> _Aim of the exercise_: Write every record out again exactly as given.
═════ Dataset records
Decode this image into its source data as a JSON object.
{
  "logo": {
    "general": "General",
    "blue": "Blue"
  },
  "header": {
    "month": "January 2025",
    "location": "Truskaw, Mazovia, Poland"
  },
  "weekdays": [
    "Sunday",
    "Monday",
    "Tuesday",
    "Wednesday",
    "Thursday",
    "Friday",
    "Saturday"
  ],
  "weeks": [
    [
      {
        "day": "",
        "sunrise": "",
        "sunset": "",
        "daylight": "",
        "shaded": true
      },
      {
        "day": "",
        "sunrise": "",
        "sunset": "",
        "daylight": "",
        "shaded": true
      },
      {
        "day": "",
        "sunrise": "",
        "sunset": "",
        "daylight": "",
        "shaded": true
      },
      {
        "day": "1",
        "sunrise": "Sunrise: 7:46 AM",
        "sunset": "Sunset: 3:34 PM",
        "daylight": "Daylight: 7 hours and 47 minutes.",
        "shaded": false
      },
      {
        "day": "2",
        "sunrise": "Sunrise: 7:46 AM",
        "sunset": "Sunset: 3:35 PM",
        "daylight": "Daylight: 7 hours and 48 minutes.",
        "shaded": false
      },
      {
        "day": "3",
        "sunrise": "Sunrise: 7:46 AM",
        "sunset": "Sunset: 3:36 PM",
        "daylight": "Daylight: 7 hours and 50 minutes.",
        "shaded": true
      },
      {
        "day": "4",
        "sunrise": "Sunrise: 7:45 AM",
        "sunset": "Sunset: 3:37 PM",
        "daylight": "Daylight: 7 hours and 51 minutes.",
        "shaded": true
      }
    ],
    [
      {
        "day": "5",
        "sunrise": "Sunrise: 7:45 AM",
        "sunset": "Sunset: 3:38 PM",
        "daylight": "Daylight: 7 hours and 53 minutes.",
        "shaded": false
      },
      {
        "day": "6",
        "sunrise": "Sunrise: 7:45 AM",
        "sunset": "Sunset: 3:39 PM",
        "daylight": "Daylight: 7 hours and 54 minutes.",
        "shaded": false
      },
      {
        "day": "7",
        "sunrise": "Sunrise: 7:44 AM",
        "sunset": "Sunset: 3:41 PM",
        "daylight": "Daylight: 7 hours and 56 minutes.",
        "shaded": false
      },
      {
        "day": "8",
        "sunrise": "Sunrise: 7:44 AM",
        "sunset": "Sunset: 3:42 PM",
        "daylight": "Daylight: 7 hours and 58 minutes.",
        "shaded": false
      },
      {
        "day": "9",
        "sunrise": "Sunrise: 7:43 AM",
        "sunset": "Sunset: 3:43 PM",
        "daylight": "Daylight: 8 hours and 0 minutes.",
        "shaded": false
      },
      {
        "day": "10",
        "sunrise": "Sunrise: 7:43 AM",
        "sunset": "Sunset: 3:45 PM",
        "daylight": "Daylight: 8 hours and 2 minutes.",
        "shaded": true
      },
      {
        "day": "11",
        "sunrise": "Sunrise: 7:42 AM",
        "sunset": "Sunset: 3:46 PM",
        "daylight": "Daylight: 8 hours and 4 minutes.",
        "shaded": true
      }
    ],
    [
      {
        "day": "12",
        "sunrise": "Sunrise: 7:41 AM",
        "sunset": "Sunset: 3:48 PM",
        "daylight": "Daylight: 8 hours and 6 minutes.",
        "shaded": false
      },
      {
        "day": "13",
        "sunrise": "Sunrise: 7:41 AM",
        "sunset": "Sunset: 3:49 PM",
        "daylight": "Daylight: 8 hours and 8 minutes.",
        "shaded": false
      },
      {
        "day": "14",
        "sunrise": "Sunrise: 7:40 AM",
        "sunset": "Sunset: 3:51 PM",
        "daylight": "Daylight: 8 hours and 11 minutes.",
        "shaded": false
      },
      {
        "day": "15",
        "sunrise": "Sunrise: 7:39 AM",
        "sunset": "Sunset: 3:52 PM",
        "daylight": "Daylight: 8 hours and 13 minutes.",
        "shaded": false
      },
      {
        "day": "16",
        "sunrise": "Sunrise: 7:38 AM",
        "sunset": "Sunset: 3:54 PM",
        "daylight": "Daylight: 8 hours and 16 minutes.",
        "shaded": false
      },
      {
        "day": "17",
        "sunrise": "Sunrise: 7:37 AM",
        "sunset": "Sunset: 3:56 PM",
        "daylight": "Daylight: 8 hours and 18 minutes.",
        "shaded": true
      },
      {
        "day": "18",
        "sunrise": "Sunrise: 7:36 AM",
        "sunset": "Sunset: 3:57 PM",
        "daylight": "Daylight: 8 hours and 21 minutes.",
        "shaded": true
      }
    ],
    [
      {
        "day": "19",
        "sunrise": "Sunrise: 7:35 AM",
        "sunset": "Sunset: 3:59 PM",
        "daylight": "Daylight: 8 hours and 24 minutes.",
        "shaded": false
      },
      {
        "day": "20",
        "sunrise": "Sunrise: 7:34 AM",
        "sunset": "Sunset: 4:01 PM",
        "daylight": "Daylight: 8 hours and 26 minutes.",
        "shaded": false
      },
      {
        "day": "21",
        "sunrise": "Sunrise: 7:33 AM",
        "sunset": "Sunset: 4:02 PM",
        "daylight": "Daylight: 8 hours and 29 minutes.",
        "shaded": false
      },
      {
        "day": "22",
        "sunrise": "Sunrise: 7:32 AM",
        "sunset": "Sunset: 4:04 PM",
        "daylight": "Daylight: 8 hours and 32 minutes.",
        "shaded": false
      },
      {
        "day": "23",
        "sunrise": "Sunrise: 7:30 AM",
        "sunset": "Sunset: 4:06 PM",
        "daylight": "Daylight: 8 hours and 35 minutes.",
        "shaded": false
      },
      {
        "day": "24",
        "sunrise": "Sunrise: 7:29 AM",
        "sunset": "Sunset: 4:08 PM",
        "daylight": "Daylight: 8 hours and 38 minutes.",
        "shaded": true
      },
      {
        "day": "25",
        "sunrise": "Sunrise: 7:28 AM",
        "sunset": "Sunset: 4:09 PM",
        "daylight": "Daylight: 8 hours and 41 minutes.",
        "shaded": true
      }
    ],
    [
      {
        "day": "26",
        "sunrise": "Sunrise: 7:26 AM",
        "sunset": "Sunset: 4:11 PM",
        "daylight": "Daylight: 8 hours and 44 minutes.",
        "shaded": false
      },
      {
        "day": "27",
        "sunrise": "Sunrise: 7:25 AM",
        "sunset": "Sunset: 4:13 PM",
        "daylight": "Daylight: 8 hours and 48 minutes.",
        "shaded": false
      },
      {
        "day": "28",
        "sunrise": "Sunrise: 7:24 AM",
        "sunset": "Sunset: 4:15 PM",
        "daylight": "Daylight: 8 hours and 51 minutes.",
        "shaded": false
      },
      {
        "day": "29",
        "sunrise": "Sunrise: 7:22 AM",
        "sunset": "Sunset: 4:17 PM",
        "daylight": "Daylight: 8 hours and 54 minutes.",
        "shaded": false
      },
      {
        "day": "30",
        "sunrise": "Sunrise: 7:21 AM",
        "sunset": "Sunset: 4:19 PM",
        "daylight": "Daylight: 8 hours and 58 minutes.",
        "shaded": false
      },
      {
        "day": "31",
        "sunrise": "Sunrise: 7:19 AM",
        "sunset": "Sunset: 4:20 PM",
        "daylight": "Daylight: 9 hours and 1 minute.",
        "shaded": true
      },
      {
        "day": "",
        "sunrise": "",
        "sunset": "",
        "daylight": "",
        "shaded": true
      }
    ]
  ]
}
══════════
> _Solved problem_:
Decode this image into its source data as a JSON object.
{
  "logo": {
    "general": "General",
    "blue": "Blue"
  },
  "header": {
    "month": "January 2025",
    "location": "Truskaw, Mazovia, Poland"
  },
  "weekdays": [
    "Sunday",
    "Monday",
    "Tuesday",
    "Wednesday",
    "Thursday",
    "Friday",
    "Saturday"
  ],
  "weeks": [
    [
      {
        "day": "",
        "sunrise": "",
        "sunset": "",
        "daylight": "",
        "shaded": true
      },
      {
        "day": "",
        "sunrise": "",
        "sunset": "",
        "daylight": "",
        "shaded": true
      },
      {
        "day": "",
        "sunrise": "",
        "sunset": "",
        "daylight": "",
        "shaded": true
      },
      {
        "day": "1",
        "sunrise": "Sunrise: 7:46 AM",
        "sunset": "Sunset: 3:34 PM",
        "daylight": "Daylight: 7 hours and 47 minutes.",
        "shaded": false
      },
      {
        "day": "2",
        "sunrise": "Sunrise: 7:46 AM",
        "sunset": "Sunset: 3:35 PM",
        "daylight": "Daylight: 7 hours and 48 minutes.",
        "shaded": false
      },
      {
        "day": "3",
        "sunrise": "Sunrise: 7:46 AM",
        "sunset": "Sunset: 3:36 PM",
        "daylight": "Daylight: 7 hours and 50 minutes.",
        "shaded": true
      },
      {
        "day": "4",
        "sunrise": "Sunrise: 7:45 AM",
        "sunset": "Sunset: 3:37 PM",
        "daylight": "Daylight: 7 hours and 51 minutes.",
        "shaded": true
      }
    ],
    [
      {
        "day": "5",
        "sunrise": "Sunrise: 7:45 AM",
        "sunset": "Sunset: 3:38 PM",
        "daylight": "Daylight: 7 hours and 53 minutes.",
        "shaded": false
      },
      {
        "day": "6",
        "sunrise": "Sunrise: 7:45 AM",
        "sunset": "Sunset: 3:39 PM",
        "daylight": "Daylight: 7 hours and 54 minutes.",
        "shaded": false
      },
      {
        "day": "7",
        "sunrise": "Sunrise: 7:44 AM",
        "sunset": "Sunset: 3:41 PM",
        "daylight": "Daylight: 7 hours and 56 minutes.",
        "shaded": false
      },
      {
        "day": "8",
        "sunrise": "Sunrise: 7:44 AM",
        "sunset": "Sunset: 3:42 PM",
        "daylight": "Daylight: 7 hours and 58 minutes.",
        "shaded": false
      },
      {
        "day": "9",
        "sunrise": "Sunrise: 7:43 AM",
        "sunset": "Sunset: 3:43 PM",
        "daylight": "Daylight: 8 hours and 0 minutes.",
        "shaded": false
      },
      {
        "day": "10",
        "sunrise": "Sunrise: 7:43 AM",
        "sunset": "Sunset: 3:45 PM",
        "daylight": "Daylight: 8 hours and 2 minutes.",
        "shaded": true
      },
      {
        "day": "11",
        "sunrise": "Sunrise: 7:42 AM",
        "sunset": "Sunset: 3:46 PM",
        "daylight": "Daylight: 8 hours and 4 minutes.",
        "shaded": true
      }
    ],
    [
      {
        "day": "12",
        "sunrise": "Sunrise: 7:41 AM",
        "sunset": "Sunset: 3:48 PM",
        "daylight": "Daylight: 8 hours and 6 minutes.",
        "shaded": false
      },
      {
        "day": "13",
        "sunrise": "Sunrise: 7:41 AM",
        "sunset": "Sunset: 3:49 PM",
        "daylight": "Daylight: 8 hours and 8 minutes.",
        "shaded": false
      },
      {
        "day": "14",
        "sunrise": "Sunrise: 7:40 AM",
        "sunset": "Sunset: 3:51 PM",
        "daylight": "Daylight: 8 hours and 11 minutes.",
        "shaded": false
      },
      {
        "day": "15",
        "sunrise": "Sunrise: 7:39 AM",
        "sunset": "Sunset: 3:52 PM",
        "daylight": "Daylight: 8 hours and 13 minutes.",
        "shaded": false
      },
      {
        "day": "16",
        "sunrise": "Sunrise: 7:38 AM",
        "sunset": "Sunset: 3:54 PM",
        "daylight": "Daylight: 8 hours and 16 minutes.",
        "shaded": false
      },
      {
        "day": "17",
        "sunrise": "Sunrise: 7:37 AM",
        "sunset": "Sunset: 3:56 PM",
        "daylight": "Daylight: 8 hours and 18 minutes.",
        "shaded": true
      },
      {
        "day": "18",
        "sunrise": "Sunrise: 7:36 AM",
        "sunset": "Sunset: 3:57 PM",
        "daylight": "Daylight: 8 hours and 21 minutes.",
        "shaded": true
      }
    ],
    [
      {
        "day": "19",
        "sunrise": "Sunrise: 7:35 AM",
        "sunset": "Sunset: 3:59 PM",
        "daylight": "Daylight: 8 hours and 24 minutes.",
        "shaded": false
      },
      {
        "day": "20",
        "sunrise": "Sunrise: 7:34 AM",
        "sunset": "Sunset: 4:01 PM",
        "daylight": "Daylight: 8 hours and 26 minutes.",
        "shaded": false
      },
      {
        "day": "21",
        "sunrise": "Sunrise: 7:33 AM",
        "sunset": "Sunset: 4:02 PM",
        "daylight": "Daylight: 8 hours and 29 minutes.",
        "shaded": false
      },
      {
        "day": "22",
        "sunrise": "Sunrise: 7:32 AM",
        "sunset": "Sunset: 4:04 PM",
        "daylight": "Daylight: 8 hours and 32 minutes.",
        "shaded": false
      },
      {
        "day": "23",
        "sunrise": "Sunrise: 7:30 AM",
        "sunset": "Sunset: 4:06 PM",
        "daylight": "Daylight: 8 hours and 35 minutes.",
        "shaded": false
      },
      {
        "day": "24",
        "sunrise": "Sunrise: 7:29 AM",
        "sunset": "Sunset: 4:08 PM",
        "daylight": "Daylight: 8 hours and 38 minutes.",
        "shaded": true
      },
      {
        "day": "25",
        "sunrise": "Sunrise: 7:28 AM",
        "sunset": "Sunset: 4:09 PM",
        "daylight": "Daylight: 8 hours and 41 minutes.",
        "shaded": true
      }
    ],
    [
      {
        "day": "26",
        "sunrise": "Sunrise: 7:26 AM",
        "sunset": "Sunset: 4:11 PM",
        "daylight": "Daylight: 8 hours and 44 minutes.",
        "shaded": false
      },
      {
        "day": "27",
        "sunrise": "Sunrise: 7:25 AM",
        "sunset": "Sunset: 4:13 PM",
        "daylight": "Daylight: 8 hours and 48 minutes.",
        "shaded": false
      },
      {
        "day": "28",
        "sunrise": "Sunrise: 7:24 AM",
        "sunset": "Sunset: 4:15 PM",
        "daylight": "Daylight: 8 hours and 51 minutes.",
        "shaded": false
      },
      {
        "day": "29",
        "sunrise": "Sunrise: 7:22 AM",
        "sunset": "Sunset: 4:17 PM",
        "daylight": "Daylight: 8 hours and 54 minutes.",
        "shaded": false
      },
      {
        "day": "30",
        "sunrise": "Sunrise: 7:21 AM",
        "sunset": "Sunset: 4:19 PM",
        "daylight": "Daylight: 8 hours and 58 minutes.",
        "shaded": false
      },
      {
        "day": "31",
        "sunrise": "Sunrise: 7:19 AM",
        "sunset": "Sunset: 4:20 PM",
        "daylight": "Daylight: 9 hours and 1 minute.",
        "shaded": true
      },
      {
        "day": "",
        "sunrise": "",
        "sunset": "",
        "daylight": "",
        "shaded": true
      }
    ]
  ]
}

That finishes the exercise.